Segment Start: Data to process

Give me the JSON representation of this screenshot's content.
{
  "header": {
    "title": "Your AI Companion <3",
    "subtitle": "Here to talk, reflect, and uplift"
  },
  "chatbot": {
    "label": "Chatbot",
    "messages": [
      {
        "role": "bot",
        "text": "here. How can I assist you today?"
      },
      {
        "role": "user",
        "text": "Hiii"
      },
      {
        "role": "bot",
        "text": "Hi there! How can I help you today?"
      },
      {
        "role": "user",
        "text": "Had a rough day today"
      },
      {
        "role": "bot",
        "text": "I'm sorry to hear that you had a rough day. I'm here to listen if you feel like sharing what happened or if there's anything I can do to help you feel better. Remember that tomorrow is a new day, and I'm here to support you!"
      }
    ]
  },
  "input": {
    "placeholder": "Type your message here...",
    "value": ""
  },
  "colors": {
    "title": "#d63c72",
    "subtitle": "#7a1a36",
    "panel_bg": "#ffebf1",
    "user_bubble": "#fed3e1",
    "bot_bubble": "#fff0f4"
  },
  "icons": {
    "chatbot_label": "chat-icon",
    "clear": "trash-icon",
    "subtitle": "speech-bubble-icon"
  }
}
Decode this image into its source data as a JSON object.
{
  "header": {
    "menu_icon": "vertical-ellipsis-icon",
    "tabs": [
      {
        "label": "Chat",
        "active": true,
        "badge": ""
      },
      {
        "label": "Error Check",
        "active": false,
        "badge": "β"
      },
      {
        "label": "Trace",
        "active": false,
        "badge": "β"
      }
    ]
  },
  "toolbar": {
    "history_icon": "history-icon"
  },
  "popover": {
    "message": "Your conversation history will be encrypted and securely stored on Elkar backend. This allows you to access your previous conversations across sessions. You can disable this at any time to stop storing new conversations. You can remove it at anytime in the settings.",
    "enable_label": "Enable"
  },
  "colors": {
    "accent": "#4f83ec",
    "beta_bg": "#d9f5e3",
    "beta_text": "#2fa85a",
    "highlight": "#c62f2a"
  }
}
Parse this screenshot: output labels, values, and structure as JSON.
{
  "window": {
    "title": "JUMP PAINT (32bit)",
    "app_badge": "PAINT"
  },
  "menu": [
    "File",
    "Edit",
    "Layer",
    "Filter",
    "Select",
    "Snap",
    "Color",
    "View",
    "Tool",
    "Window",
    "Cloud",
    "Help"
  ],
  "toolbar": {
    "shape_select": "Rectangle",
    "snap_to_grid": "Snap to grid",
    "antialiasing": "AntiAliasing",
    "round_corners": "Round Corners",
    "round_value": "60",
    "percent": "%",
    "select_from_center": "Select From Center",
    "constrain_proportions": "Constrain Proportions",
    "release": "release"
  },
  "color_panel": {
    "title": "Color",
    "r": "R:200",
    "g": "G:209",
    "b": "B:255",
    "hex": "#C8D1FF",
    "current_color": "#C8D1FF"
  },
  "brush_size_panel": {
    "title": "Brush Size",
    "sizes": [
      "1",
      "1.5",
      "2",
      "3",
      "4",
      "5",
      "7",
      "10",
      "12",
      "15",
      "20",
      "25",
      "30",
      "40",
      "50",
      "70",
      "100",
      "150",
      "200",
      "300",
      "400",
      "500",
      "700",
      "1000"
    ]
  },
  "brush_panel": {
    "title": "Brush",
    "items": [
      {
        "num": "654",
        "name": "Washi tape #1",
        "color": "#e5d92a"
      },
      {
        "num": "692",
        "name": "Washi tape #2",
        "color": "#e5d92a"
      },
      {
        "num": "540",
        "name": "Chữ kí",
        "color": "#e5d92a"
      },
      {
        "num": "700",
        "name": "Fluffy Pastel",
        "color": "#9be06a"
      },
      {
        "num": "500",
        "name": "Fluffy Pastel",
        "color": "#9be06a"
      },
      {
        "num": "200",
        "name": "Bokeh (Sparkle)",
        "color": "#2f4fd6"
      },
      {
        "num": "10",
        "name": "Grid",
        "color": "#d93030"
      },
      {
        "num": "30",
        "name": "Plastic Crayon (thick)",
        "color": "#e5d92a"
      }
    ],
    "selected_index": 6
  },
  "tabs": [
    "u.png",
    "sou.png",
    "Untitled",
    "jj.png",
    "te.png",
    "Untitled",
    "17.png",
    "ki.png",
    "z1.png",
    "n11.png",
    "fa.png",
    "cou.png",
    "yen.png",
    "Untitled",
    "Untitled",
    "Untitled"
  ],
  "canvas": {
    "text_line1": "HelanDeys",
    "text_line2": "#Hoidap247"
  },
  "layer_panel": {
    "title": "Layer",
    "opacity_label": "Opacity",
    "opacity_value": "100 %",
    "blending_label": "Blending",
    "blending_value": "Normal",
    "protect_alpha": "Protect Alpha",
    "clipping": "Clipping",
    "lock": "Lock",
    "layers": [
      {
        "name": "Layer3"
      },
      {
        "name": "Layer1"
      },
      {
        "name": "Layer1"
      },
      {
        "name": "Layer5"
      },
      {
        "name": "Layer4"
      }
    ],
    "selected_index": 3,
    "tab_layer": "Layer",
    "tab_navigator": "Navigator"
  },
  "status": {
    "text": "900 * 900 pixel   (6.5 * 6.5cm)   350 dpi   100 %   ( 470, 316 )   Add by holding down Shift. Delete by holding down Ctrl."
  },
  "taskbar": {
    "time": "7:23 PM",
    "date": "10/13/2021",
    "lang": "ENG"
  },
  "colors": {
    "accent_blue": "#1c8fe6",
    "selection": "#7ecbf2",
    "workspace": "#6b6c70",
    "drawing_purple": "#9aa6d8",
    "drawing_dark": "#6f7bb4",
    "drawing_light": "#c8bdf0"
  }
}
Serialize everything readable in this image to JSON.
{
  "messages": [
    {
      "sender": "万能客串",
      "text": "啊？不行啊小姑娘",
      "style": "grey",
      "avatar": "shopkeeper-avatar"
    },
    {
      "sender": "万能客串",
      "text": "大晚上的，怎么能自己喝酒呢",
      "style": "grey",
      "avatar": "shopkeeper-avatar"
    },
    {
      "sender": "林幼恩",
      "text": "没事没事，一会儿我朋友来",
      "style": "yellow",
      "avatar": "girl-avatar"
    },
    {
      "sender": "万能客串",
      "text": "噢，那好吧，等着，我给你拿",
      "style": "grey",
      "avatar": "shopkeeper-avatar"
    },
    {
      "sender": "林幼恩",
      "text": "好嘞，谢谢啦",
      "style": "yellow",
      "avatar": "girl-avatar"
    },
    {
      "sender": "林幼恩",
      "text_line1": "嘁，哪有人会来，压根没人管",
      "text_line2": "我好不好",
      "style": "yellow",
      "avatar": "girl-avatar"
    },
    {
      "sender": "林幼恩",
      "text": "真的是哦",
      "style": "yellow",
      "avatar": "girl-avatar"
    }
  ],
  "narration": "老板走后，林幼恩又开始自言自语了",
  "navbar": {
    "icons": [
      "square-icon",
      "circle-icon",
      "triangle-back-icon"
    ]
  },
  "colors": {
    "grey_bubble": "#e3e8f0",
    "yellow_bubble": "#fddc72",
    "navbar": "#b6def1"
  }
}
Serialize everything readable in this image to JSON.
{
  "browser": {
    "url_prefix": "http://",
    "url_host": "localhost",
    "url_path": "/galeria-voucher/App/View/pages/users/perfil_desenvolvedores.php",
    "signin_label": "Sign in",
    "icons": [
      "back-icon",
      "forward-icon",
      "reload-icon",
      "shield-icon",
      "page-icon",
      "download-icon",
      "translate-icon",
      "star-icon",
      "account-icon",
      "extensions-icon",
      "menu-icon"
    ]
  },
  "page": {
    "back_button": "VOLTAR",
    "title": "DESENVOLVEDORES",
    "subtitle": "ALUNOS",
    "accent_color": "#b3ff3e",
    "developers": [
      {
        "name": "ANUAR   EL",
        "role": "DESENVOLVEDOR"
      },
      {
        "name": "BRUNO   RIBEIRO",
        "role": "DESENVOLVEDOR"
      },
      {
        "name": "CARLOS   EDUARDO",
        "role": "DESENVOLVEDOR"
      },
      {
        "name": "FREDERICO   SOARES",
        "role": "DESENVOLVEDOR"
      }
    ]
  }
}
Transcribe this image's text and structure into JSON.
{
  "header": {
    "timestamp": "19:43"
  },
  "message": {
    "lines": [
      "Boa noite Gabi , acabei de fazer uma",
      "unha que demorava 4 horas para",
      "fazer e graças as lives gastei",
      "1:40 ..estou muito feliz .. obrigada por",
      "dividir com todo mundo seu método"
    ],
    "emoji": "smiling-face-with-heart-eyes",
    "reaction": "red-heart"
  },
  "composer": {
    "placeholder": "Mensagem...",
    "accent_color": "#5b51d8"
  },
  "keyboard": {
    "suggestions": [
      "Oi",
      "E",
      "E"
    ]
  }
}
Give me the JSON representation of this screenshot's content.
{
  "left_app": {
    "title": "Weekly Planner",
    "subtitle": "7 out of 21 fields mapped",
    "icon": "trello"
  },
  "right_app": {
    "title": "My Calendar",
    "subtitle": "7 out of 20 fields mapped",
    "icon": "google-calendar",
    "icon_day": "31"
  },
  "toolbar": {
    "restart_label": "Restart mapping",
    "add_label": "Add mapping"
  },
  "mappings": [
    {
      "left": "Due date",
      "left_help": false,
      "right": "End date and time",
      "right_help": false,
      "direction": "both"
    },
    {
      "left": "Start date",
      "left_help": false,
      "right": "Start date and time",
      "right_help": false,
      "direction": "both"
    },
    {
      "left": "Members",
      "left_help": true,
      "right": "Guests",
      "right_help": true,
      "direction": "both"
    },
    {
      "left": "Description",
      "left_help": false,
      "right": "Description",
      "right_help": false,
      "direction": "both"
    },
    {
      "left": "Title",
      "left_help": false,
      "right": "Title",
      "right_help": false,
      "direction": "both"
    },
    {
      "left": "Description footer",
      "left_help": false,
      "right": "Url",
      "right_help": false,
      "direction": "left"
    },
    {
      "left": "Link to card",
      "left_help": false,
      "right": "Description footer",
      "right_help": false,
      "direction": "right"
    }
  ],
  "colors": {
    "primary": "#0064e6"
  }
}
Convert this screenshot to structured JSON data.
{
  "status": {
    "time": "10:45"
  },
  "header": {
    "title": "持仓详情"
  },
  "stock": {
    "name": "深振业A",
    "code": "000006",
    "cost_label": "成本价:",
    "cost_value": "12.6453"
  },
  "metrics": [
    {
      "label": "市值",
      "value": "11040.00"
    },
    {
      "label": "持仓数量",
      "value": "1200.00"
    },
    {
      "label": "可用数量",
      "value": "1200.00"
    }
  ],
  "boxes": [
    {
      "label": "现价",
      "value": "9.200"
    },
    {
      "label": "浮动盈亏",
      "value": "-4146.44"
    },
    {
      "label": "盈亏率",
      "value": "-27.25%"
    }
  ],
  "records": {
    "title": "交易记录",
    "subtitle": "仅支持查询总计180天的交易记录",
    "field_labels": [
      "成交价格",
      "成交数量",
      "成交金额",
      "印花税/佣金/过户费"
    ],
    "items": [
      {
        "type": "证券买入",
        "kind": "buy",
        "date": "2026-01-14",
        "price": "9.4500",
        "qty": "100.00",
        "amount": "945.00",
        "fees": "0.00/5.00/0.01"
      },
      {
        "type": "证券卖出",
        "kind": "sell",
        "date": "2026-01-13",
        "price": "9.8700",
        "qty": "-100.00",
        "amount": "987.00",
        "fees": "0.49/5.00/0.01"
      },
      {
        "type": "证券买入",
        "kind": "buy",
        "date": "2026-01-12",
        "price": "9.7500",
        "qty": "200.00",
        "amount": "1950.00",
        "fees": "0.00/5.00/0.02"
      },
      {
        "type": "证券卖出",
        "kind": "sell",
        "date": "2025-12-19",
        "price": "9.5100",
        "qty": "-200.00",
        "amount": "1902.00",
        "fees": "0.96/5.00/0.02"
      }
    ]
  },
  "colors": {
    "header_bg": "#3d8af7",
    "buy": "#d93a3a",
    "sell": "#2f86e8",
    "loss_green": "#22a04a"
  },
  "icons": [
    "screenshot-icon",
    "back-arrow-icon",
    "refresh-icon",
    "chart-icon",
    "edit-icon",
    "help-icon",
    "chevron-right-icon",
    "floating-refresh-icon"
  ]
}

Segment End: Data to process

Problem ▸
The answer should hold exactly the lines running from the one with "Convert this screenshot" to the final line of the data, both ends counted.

Result ▸
Convert this screenshot to structured JSON data.
{
  "status": {
    "time": "10:45"
  },
  "header": {
    "title": "持仓详情"
  },
  "stock": {
    "name": "深振业A",
    "code": "000006",
    "cost_label": "成本价:",
    "cost_value": "12.6453"
  },
  "metrics": [
    {
      "label": "市值",
      "value": "11040.00"
    },
    {
      "label": "持仓数量",
      "value": "1200.00"
    },
    {
      "label": "可用数量",
      "value": "1200.00"
    }
  ],
  "boxes": [
    {
      "label": "现价",
      "value": "9.200"
    },
    {
      "label": "浮动盈亏",
      "value": "-4146.44"
    },
    {
      "label": "盈亏率",
      "value": "-27.25%"
    }
  ],
  "records": {
    "title": "交易记录",
    "subtitle": "仅支持查询总计180天的交易记录",
    "field_labels": [
      "成交价格",
      "成交数量",
      "成交金额",
      "印花税/佣金/过户费"
    ],
    "items": [
      {
        "type": "证券买入",
        "kind": "buy",
        "date": "2026-01-14",
        "price": "9.4500",
        "qty": "100.00",
        "amount": "945.00",
        "fees": "0.00/5.00/0.01"
      },
      {
        "type": "证券卖出",
        "kind": "sell",
        "date": "2026-01-13",
        "price": "9.8700",
        "qty": "-100.00",
        "amount": "987.00",
        "fees": "0.49/5.00/0.01"
      },
      {
        "type": "证券买入",
        "kind": "buy",
        "date": "2026-01-12",
        "price": "9.7500",
        "qty": "200.00",
        "amount": "1950.00",
        "fees": "0.00/5.00/0.02"
      },
      {
        "type": "证券卖出",
        "kind": "sell",
        "date": "2025-12-19",
        "price": "9.5100",
        "qty": "-200.00",
        "amount": "1902.00",
        "fees": "0.96/5.00/0.02"
      }
    ]
  },
  "colors": {
    "header_bg": "#3d8af7",
    "buy": "#d93a3a",
    "sell": "#2f86e8",
    "loss_green": "#22a04a"
  },
  "icons": [
    "screenshot-icon",
    "back-arrow-icon",
    "refresh-icon",
    "chart-icon",
    "edit-icon",
    "help-icon",
    "chevron-right-icon",
    "floating-refresh-icon"
  ]
}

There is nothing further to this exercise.